• _WHAT IS EXPECTED_:
Without leaving out a single line, copy the records exactly.

━━━━━ DATA IN THIS EXERCISE

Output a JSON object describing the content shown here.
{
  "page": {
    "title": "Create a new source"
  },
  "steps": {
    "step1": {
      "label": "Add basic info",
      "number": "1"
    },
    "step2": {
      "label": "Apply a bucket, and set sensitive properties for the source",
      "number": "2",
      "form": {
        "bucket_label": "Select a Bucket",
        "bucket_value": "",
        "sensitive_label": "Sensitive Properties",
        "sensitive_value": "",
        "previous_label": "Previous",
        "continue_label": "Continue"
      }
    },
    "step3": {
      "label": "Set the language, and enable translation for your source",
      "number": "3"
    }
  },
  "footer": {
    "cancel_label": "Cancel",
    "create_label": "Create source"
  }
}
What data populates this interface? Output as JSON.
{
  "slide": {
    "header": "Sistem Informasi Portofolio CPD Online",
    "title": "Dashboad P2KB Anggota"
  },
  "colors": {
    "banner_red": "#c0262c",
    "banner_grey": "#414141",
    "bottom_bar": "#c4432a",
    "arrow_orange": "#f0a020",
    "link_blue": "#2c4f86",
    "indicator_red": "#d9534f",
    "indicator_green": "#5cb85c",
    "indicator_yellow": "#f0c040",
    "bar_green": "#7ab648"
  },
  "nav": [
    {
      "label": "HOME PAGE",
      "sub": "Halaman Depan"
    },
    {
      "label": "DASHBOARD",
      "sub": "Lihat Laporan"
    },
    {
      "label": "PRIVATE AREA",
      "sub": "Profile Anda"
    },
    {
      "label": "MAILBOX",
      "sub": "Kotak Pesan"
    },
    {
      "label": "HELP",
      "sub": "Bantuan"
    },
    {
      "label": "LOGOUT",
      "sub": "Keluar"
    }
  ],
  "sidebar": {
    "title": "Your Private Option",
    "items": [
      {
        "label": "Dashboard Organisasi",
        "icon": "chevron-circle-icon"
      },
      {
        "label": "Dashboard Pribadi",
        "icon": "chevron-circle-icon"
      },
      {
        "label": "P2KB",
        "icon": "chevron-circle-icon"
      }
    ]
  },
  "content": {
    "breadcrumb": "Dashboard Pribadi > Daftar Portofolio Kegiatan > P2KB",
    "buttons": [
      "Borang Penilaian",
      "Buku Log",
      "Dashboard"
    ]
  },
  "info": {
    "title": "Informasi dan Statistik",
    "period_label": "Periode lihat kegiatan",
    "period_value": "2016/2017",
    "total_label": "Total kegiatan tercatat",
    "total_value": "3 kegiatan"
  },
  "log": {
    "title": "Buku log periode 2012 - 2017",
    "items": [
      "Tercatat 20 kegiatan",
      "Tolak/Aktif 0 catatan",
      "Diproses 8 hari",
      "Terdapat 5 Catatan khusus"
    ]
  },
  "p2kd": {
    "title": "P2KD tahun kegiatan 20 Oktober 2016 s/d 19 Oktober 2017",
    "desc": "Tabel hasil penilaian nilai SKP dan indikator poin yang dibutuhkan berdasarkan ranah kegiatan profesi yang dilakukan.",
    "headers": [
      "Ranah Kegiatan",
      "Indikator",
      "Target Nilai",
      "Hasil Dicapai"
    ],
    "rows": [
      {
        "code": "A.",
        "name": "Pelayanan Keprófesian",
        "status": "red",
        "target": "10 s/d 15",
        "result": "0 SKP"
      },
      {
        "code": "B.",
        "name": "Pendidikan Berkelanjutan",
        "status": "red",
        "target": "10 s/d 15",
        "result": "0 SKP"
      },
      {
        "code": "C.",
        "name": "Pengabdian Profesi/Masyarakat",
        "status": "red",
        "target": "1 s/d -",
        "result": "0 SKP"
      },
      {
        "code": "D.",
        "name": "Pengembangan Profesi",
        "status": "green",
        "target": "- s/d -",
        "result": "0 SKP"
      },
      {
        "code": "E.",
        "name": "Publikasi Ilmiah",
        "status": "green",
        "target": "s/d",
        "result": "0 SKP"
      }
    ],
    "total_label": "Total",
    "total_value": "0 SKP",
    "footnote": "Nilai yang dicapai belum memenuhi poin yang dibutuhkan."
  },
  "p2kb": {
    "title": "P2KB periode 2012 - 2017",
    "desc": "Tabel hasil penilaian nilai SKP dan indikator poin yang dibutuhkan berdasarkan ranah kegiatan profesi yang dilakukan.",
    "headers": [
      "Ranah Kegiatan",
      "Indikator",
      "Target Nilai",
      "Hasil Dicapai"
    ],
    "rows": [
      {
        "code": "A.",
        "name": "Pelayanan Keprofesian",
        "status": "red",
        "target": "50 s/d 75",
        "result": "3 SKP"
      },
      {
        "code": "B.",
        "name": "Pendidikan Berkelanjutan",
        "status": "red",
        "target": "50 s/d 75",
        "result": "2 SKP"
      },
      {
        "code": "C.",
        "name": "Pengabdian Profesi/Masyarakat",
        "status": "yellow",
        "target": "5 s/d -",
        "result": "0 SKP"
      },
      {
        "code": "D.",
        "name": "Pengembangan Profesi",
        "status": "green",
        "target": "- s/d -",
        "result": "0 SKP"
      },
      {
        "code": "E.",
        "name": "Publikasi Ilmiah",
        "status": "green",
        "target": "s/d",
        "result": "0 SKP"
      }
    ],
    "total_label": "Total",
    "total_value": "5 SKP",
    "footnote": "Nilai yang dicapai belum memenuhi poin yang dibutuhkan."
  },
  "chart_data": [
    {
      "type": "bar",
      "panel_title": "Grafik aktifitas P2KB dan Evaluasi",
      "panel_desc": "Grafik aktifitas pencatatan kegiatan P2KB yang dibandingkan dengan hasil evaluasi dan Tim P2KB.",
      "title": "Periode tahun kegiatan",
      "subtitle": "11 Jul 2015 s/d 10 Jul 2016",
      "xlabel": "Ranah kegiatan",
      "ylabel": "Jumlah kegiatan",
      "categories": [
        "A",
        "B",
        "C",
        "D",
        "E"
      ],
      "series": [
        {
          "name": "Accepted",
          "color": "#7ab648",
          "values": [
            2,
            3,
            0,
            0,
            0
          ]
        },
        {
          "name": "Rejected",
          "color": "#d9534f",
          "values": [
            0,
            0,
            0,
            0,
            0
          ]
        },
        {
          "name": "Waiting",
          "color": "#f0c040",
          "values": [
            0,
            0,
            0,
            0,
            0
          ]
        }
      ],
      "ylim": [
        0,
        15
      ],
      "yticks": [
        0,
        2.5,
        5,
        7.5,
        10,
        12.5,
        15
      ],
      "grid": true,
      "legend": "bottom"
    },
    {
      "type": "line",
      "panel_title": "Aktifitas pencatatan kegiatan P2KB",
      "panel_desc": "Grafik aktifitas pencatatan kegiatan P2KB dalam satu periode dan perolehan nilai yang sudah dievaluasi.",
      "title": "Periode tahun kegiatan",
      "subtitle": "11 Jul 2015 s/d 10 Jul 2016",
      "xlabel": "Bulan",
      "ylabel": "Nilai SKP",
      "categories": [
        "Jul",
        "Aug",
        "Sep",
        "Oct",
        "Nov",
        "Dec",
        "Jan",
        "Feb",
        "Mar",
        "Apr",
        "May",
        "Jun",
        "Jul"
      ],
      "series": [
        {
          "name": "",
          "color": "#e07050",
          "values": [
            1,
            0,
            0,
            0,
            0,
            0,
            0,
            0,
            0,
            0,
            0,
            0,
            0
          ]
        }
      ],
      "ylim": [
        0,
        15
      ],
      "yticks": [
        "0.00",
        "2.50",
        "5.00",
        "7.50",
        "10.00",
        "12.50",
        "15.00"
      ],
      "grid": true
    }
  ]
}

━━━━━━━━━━

• _EXERCISE RESULT_:
Output a JSON object describing the content shown here.
{
  "page": {
    "title": "Create a new source"
  },
  "steps": {
    "step1": {
      "label": "Add basic info",
      "number": "1"
    },
    "step2": {
      "label": "Apply a bucket, and set sensitive properties for the source",
      "number": "2",
      "form": {
        "bucket_label": "Select a Bucket",
        "bucket_value": "",
        "sensitive_label": "Sensitive Properties",
        "sensitive_value": "",
        "previous_label": "Previous",
        "continue_label": "Continue"
      }
    },
    "step3": {
      "label": "Set the language, and enable translation for your source",
      "number": "3"
    }
  },
  "footer": {
    "cancel_label": "Cancel",
    "create_label": "Create source"
  }
}
What data populates this interface? Output as JSON.
{
  "slide": {
    "header": "Sistem Informasi Portofolio CPD Online",
    "title": "Dashboad P2KB Anggota"
  },
  "colors": {
    "banner_red": "#c0262c",
    "banner_grey": "#414141",
    "bottom_bar": "#c4432a",
    "arrow_orange": "#f0a020",
    "link_blue": "#2c4f86",
    "indicator_red": "#d9534f",
    "indicator_green": "#5cb85c",
    "indicator_yellow": "#f0c040",
    "bar_green": "#7ab648"
  },
  "nav": [
    {
      "label": "HOME PAGE",
      "sub": "Halaman Depan"
    },
    {
      "label": "DASHBOARD",
      "sub": "Lihat Laporan"
    },
    {
      "label": "PRIVATE AREA",
      "sub": "Profile Anda"
    },
    {
      "label": "MAILBOX",
      "sub": "Kotak Pesan"
    },
    {
      "label": "HELP",
      "sub": "Bantuan"
    },
    {
      "label": "LOGOUT",
      "sub": "Keluar"
    }
  ],
  "sidebar": {
    "title": "Your Private Option",
    "items": [
      {
        "label": "Dashboard Organisasi",
        "icon": "chevron-circle-icon"
      },
      {
        "label": "Dashboard Pribadi",
        "icon": "chevron-circle-icon"
      },
      {
        "label": "P2KB",
        "icon": "chevron-circle-icon"
      }
    ]
  },
  "content": {
    "breadcrumb": "Dashboard Pribadi > Daftar Portofolio Kegiatan > P2KB",
    "buttons": [
      "Borang Penilaian",
      "Buku Log",
      "Dashboard"
    ]
  },
  "info": {
    "title": "Informasi dan Statistik",
    "period_label": "Periode lihat kegiatan",
    "period_value": "2016/2017",
    "total_label": "Total kegiatan tercatat",
    "total_value": "3 kegiatan"
  },
  "log": {
    "title": "Buku log periode 2012 - 2017",
    "items": [
      "Tercatat 20 kegiatan",
      "Tolak/Aktif 0 catatan",
      "Diproses 8 hari",
      "Terdapat 5 Catatan khusus"
    ]
  },
  "p2kd": {
    "title": "P2KD tahun kegiatan 20 Oktober 2016 s/d 19 Oktober 2017",
    "desc": "Tabel hasil penilaian nilai SKP dan indikator poin yang dibutuhkan berdasarkan ranah kegiatan profesi yang dilakukan.",
    "headers": [
      "Ranah Kegiatan",
      "Indikator",
      "Target Nilai",
      "Hasil Dicapai"
    ],
    "rows": [
      {
        "code": "A.",
        "name": "Pelayanan Keprófesian",
        "status": "red",
        "target": "10 s/d 15",
        "result": "0 SKP"
      },
      {
        "code": "B.",
        "name": "Pendidikan Berkelanjutan",
        "status": "red",
        "target": "10 s/d 15",
        "result": "0 SKP"
      },
      {
        "code": "C.",
        "name": "Pengabdian Profesi/Masyarakat",
        "status": "red",
        "target": "1 s/d -",
        "result": "0 SKP"
      },
      {
        "code": "D.",
        "name": "Pengembangan Profesi",
        "status": "green",
        "target": "- s/d -",
        "result": "0 SKP"
      },
      {
        "code": "E.",
        "name": "Publikasi Ilmiah",
        "status": "green",
        "target": "s/d",
        "result": "0 SKP"
      }
    ],
    "total_label": "Total",
    "total_value": "0 SKP",
    "footnote": "Nilai yang dicapai belum memenuhi poin yang dibutuhkan."
  },
  "p2kb": {
    "title": "P2KB periode 2012 - 2017",
    "desc": "Tabel hasil penilaian nilai SKP dan indikator poin yang dibutuhkan berdasarkan ranah kegiatan profesi yang dilakukan.",
    "headers": [
      "Ranah Kegiatan",
      "Indikator",
      "Target Nilai",
      "Hasil Dicapai"
    ],
    "rows": [
      {
        "code": "A.",
        "name": "Pelayanan Keprofesian",
        "status": "red",
        "target": "50 s/d 75",
        "result": "3 SKP"
      },
      {
        "code": "B.",
        "name": "Pendidikan Berkelanjutan",
        "status": "red",
        "target": "50 s/d 75",
        "result": "2 SKP"
      },
      {
        "code": "C.",
        "name": "Pengabdian Profesi/Masyarakat",
        "status": "yellow",
        "target": "5 s/d -",
        "result": "0 SKP"
      },
      {
        "code": "D.",
        "name": "Pengembangan Profesi",
        "status": "green",
        "target": "- s/d -",
        "result": "0 SKP"
      },
      {
        "code": "E.",
        "name": "Publikasi Ilmiah",
        "status": "green",
        "target": "s/d",
        "result": "0 SKP"
      }
    ],
    "total_label": "Total",
    "total_value": "5 SKP",
    "footnote": "Nilai yang dicapai belum memenuhi poin yang dibutuhkan."
  },
  "chart_data": [
    {
      "type": "bar",
      "panel_title": "Grafik aktifitas P2KB dan Evaluasi",
      "panel_desc": "Grafik aktifitas pencatatan kegiatan P2KB yang dibandingkan dengan hasil evaluasi dan Tim P2KB.",
      "title": "Periode tahun kegiatan",
      "subtitle": "11 Jul 2015 s/d 10 Jul 2016",
      "xlabel": "Ranah kegiatan",
      "ylabel": "Jumlah kegiatan",
      "categories": [
        "A",
        "B",
        "C",
        "D",
        "E"
      ],
      "series": [
        {
          "name": "Accepted",
          "color": "#7ab648",
          "values": [
            2,
            3,
            0,
            0,
            0
          ]
        },
        {
          "name": "Rejected",
          "color": "#d9534f",
          "values": [
            0,
            0,
            0,
            0,
            0
          ]
        },
        {
          "name": "Waiting",
          "color": "#f0c040",
          "values": [
            0,
            0,
            0,
            0,
            0
          ]
        }
      ],
      "ylim": [
        0,
        15
      ],
      "yticks": [
        0,
        2.5,
        5,
        7.5,
        10,
        12.5,
        15
      ],
      "grid": true,
      "legend": "bottom"
    },
    {
      "type": "line",
      "panel_title": "Aktifitas pencatatan kegiatan P2KB",
      "panel_desc": "Grafik aktifitas pencatatan kegiatan P2KB dalam satu periode dan perolehan nilai yang sudah dievaluasi.",
      "title": "Periode tahun kegiatan",
      "subtitle": "11 Jul 2015 s/d 10 Jul 2016",
      "xlabel": "Bulan",
      "ylabel": "Nilai SKP",
      "categories": [
        "Jul",
        "Aug",
        "Sep",
        "Oct",
        "Nov",
        "Dec",
        "Jan",
        "Feb",
        "Mar",
        "Apr",
        "May",
        "Jun",
        "Jul"
      ],
      "series": [
        {
          "name": "",
          "color": "#e07050",
          "values": [
            1,
            0,
            0,
            0,
            0,
            0,
            0,
            0,
            0,
            0,
            0,
            0,
            0
          ]
        }
      ],
      "ylim": [
        0,
        15
      ],
      "yticks": [
        "0.00",
        "2.50",
        "5.00",
        "7.50",
        "10.00",
        "12.50",
        "15.00"
      ],
      "grid": true
    }
  ]
}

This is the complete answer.